SEBI’s Directive on Overseas ETF Investment

  • SEBI has directed mutual fund houses to prohibit new inflows into schemes that invest in offshore exchange-traded funds (ETFs) from April 1, 2024.

What are exchange-traded funds (ETFs)?

  • ETFs are marketable securities that track a variety of assets, such as indexes, commodities, or bonds, and trade on stock exchanges alongside traditional equities.
  • ETFs were first introduced in India in 2001.
  • ETF types include equity ETFs, bond ETFs, commodity ETFs, foreign ETFs, and sectoral/thematic ETFs, which appeal to a variety of investment preferences.

Market dynamics of ETFs

  • ETFs can be bought and traded on stock exchanges like conventional equities, unlike mutual funds.
  • The traded price of an ETF fluctuates throughout the day, just like any other stock, as it is purchased and sold on the stock exchange.
  • An ETF’s trading value is determined by the net asset value of the stocks it represents.
  • Individual investors are drawn to these funds because they provide greater liquidity, lower costs, and tax efficiency than typical mutual funds. 

Reasons behind SEBI’s Directive

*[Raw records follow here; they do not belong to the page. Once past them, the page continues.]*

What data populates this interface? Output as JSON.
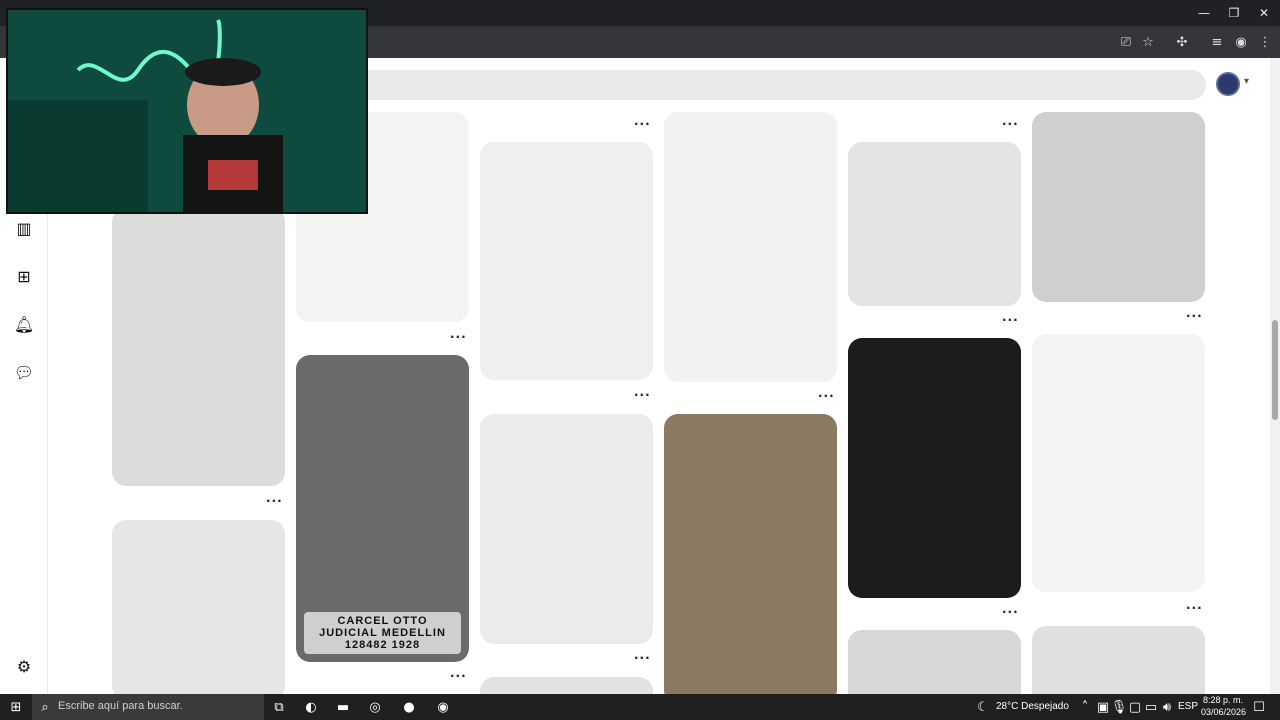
{
  "browser": {
    "window_controls": {
      "minimize": "—",
      "restore": "❐",
      "close": "✕"
    }
  },
  "page": {
    "sidebar_icons": [
      "layout-icon",
      "create-icon",
      "notifications-icon",
      "messages-icon",
      "settings-icon"
    ]
  },
  "pins": [
    {
      "caption": "CARCEL OTTO JUDICIAL MEDELLIN 128482 1928"
    }
  ],
  "taskbar": {
    "search_placeholder": "Escribe aquí para buscar.",
    "weather": "28°C  Despejado",
    "language": "ESP",
    "time": "8:28 p. m.",
    "date": "03/06/2026"
  },
  "colors": {
    "accent": "#e60023",
    "background": "#ffffff",
    "taskbar": "#202020"
  }
}
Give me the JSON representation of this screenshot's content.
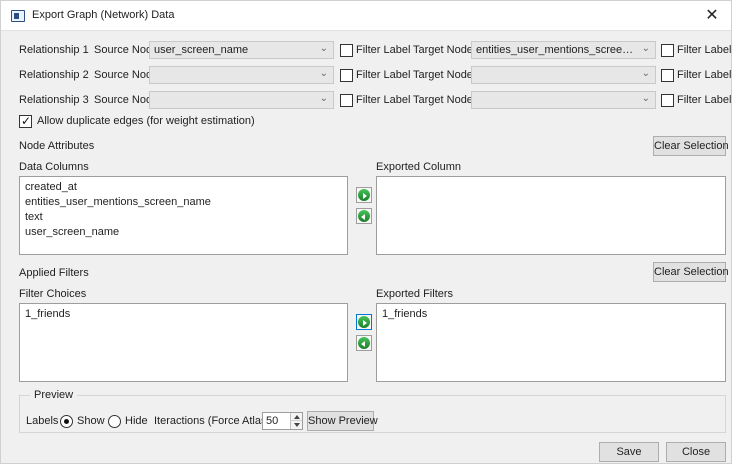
{
  "window": {
    "title": "Export Graph (Network) Data",
    "close_glyph": "✕"
  },
  "relationships": [
    {
      "label": "Relationship 1",
      "source_label": "Source Node",
      "source_value": "user_screen_name",
      "filter_label": "Filter Label",
      "target_label": "Target Node",
      "target_value": "entities_user_mentions_screen_name",
      "target_filter_label": "Filter Label"
    },
    {
      "label": "Relationship 2",
      "source_label": "Source Node",
      "source_value": "",
      "filter_label": "Filter Label",
      "target_label": "Target Node",
      "target_value": "",
      "target_filter_label": "Filter Label"
    },
    {
      "label": "Relationship 3",
      "source_label": "Source Node",
      "source_value": "",
      "filter_label": "Filter Label",
      "target_label": "Target Node",
      "target_value": "",
      "target_filter_label": "Filter Label"
    }
  ],
  "allow_duplicates": {
    "label": "Allow duplicate edges (for weight estimation)",
    "checked": true
  },
  "node_attributes": {
    "section_label": "Node Attributes",
    "clear_label": "Clear Selection",
    "data_columns_label": "Data Columns",
    "exported_column_label": "Exported Column",
    "data_columns": [
      "created_at",
      "entities_user_mentions_screen_name",
      "text",
      "user_screen_name"
    ],
    "exported_columns": []
  },
  "applied_filters": {
    "section_label": "Applied Filters",
    "clear_label": "Clear Selection",
    "filter_choices_label": "Filter Choices",
    "exported_filters_label": "Exported Filters",
    "filter_choices": [
      "1_friends"
    ],
    "exported_filters": [
      "1_friends"
    ]
  },
  "preview": {
    "legend": "Preview",
    "labels_label": "Labels",
    "show_label": "Show",
    "hide_label": "Hide",
    "iterations_label": "Iteractions (Force Atlas)",
    "iterations_value": "50",
    "show_preview_button": "Show Preview"
  },
  "footer": {
    "save_label": "Save",
    "close_label": "Close"
  },
  "icons": {
    "dropdown": "chevron-down-icon",
    "move_right": "arrow-right-circle-icon",
    "move_left": "arrow-left-circle-icon",
    "close": "close-icon"
  }
}
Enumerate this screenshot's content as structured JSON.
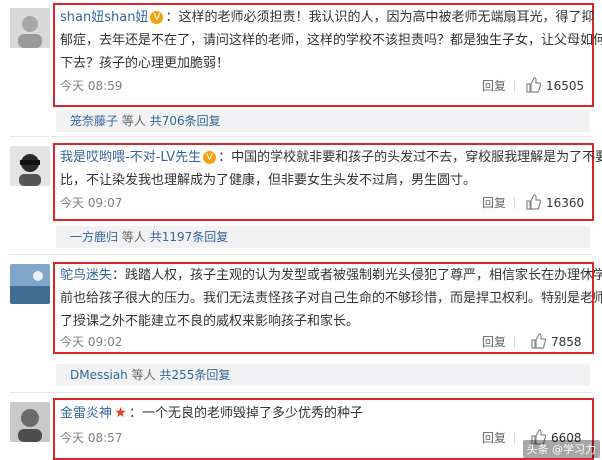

  • SEBI imposed the Cap Proximity Directive because to the mutual fund sector exceeding 95% of the $1 billion investment limit in offshore ETFs.
  • Temporary Measure: SEBI’s regulation is intended to temporarily reduce inflows into certain schemes until the investment limit is amended or additional restrictions are introduced.
  • Existing Caps: Mutual funds are now subject to a $7 billion total ceiling on investments in overseas equities or mutual funds, with an additional $1 billion limit on ETFs.

Leave a Reply

Your email address will not be published. Required fields are marked *

And get notified everytime we publish a new blog post.